Task directions = From the listing below, extract each line containing the string "background".

Excerpted data =
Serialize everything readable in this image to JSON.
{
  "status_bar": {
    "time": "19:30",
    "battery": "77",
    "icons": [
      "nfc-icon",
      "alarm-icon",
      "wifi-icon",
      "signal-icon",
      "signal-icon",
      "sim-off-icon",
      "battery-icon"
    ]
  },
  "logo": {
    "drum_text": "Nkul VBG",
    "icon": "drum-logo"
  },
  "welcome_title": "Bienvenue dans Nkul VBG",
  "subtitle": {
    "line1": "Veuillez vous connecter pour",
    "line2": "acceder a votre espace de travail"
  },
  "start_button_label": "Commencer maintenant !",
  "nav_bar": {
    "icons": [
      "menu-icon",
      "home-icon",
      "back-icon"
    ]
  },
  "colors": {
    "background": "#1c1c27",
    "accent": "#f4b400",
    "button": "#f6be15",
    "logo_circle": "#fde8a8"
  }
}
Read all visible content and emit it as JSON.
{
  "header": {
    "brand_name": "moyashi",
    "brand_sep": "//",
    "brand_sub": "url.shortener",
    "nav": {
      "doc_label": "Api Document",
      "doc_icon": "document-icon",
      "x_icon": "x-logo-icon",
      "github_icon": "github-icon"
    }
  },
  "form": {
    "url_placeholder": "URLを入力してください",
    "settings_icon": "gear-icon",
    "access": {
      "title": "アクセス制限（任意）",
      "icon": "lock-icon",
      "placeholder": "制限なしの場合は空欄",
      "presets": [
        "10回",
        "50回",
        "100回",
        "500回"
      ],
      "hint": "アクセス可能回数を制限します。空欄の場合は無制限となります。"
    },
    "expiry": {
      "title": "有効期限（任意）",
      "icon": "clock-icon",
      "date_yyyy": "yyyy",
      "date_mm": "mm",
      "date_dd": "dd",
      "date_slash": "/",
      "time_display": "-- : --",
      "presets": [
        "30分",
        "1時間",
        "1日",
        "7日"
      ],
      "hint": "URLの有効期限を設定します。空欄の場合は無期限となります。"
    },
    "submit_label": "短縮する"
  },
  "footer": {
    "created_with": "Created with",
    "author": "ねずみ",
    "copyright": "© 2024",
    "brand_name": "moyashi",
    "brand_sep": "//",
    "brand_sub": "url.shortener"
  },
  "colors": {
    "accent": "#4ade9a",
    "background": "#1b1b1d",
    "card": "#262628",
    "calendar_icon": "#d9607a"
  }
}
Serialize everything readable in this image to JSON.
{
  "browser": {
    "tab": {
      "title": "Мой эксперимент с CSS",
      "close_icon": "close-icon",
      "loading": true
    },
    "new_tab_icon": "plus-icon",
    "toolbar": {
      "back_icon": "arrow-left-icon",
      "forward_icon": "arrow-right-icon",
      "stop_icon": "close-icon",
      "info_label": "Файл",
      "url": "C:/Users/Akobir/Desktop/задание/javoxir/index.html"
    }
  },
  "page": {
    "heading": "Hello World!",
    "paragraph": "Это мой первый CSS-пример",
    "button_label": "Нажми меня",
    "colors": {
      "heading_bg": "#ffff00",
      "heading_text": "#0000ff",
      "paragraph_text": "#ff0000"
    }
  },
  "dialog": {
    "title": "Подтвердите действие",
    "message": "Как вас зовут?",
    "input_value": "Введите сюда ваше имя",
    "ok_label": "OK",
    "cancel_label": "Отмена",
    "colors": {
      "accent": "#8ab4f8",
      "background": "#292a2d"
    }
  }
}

Answer to this exercise =
    "background": "#1c1c27",
    "background": "#1b1b1d",
      "background": "#292a2d"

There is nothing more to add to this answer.